The computing environment 920 may communicate with other electronic devices such as a computer, telephone (wired or wireless), personal digital assistant, television, or the like. To communicate, the computer environment 920 may operate in a networked environment using connections to one or more electronic devices. FIG. 9 depicts the computer environment networked with remote computer 962. The remote computer 962 may be another computing environment such as a server, a router, a network PC, a peer device or other common network node, and may include many or all of the elements described above relative to the computing environment 920. The logical connections depicted in FIG. 9 include a local area network (LAN) 964 and a wide area network (WAN) 966. Such networking environments are commonplace in offices, enterprise-wide computer networks, intranets and the Internet and may particularly be encrypted.

When used in a LAN networking environment, the computing environment 920 may be connected to the LAN 964 through a network I/O 968. When used in a WAN networking environment, the computing environment 920 may include a modem 970 or other means for establishing communications over the WAN 966. The modem 970, which may be internal or external to computing environment 920, is connected to the system bus 926 via the serial port interface 952. In a networked environment, program modules depicted relative to the computing environment 920, or portions thereof, may be stored in a remote memory storage device resident on or accessible to remote computer 962. Furthermore other data relevant to the method for optimization of evaluation of a policy (described above) may be resident on or accessible via the remote computer 962. It will be appreciated that the network connections shown are exemplary and other means of establishing a communications link between the electronic devices may be used.

The above-described computing system is only one example of the type of computing system that may be used to implement the method for automatic transformation of myoelectric signals into audible speech or into speech output corresponding to audible speech.

LIST OF REFERENCE NUMERALS

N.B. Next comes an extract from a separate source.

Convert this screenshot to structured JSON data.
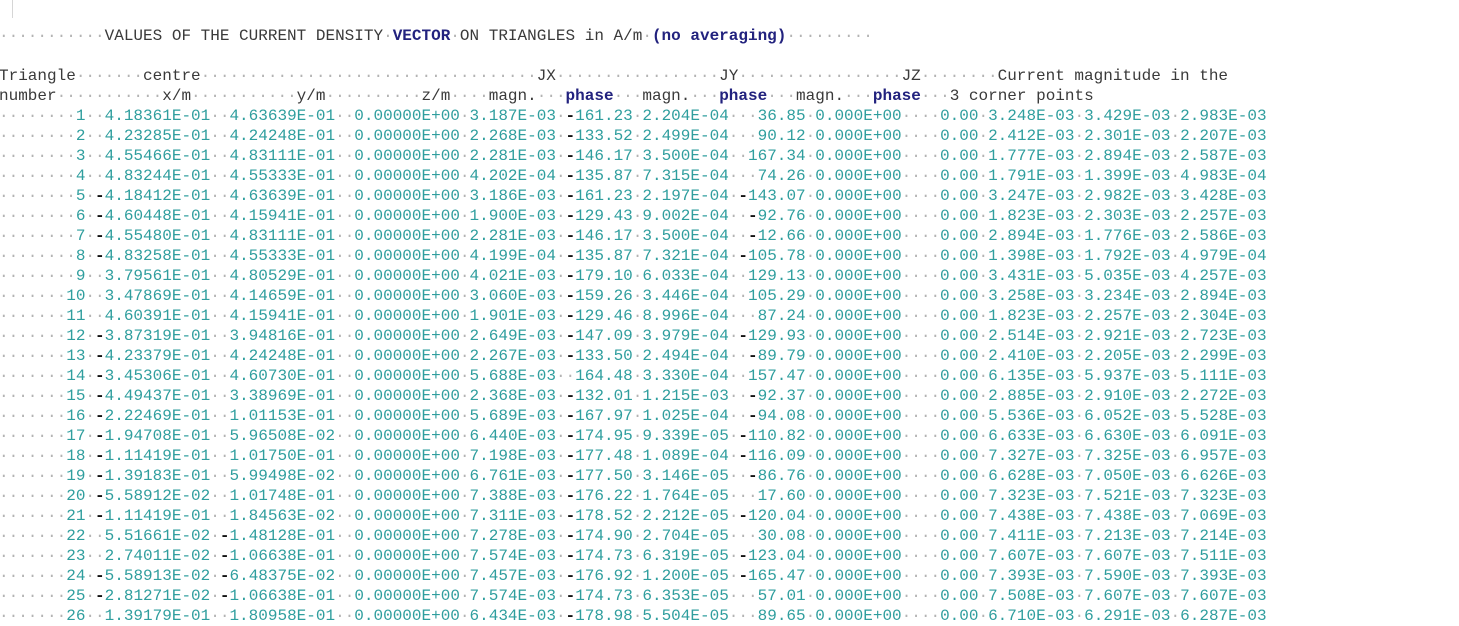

  • 10 speaker (also referred to as user)
  • 20 signal acquisition and processing
  • 21 myoelectric signal
  • 22 signal acquisition
  • 23 digitalized myoelectric signal
  • 24 recording device
  • 26 capturing device
  • 28 signal processing
  • 30 silent/audio conversion
  • 32 silent mapping method
  • 33 speech features
  • 34 GMM conversion method
  • 40 vocoding
  • 42 audible signal
  • 44 output device
  • 50 audible speech
  • 208 analog/digital conversion method
  • 221 noise filtering method
  • 222 differential amplification method
  • 223 second stage filtering process
  • 224 micro controller system
  • 241 analog inputs
  • 261, 262 arrays of electrodes (array-based electrode system)
  • 263 electrodes (single electrode system)
  • 281 artifacts removal and filtering method
  • 282 feature extraction method
  • 283 feature dimensionality reduction method
  • 311 audible signal
  • 312 myoelectric signal
  • 313 spectral feature representation subsystem
  • 314 SVM
  • 315 prosody subsystem
  • 321 ratio mapping
  • 322 multiplication with PSD
  • 920 conventional computing environment
  • 922 processing unit
  • 924 system memory
  • 926 system bus
  • 928 random access memory (RAM)
  • 930 read only memory (ROM)
  • 932 hard disk drive
  • 934 external disk drive
  • 936 removable disk
  • 938 hard disk drive interface
  • 940 external disk drive interface
  • 944 one or more application programs
  • 946 program data
  • 948 keyboard
  • 950 mouse
  • 952 serial port interface
  • 954 parallel port interface
  • 956 printer
  • 958 monitor
  • 960 video input/output
  • 962 remote computer
  • 964 local area network (LAN)
  • 966 wide area network (WAN)
  • 968 network I/O
  • 970 a modem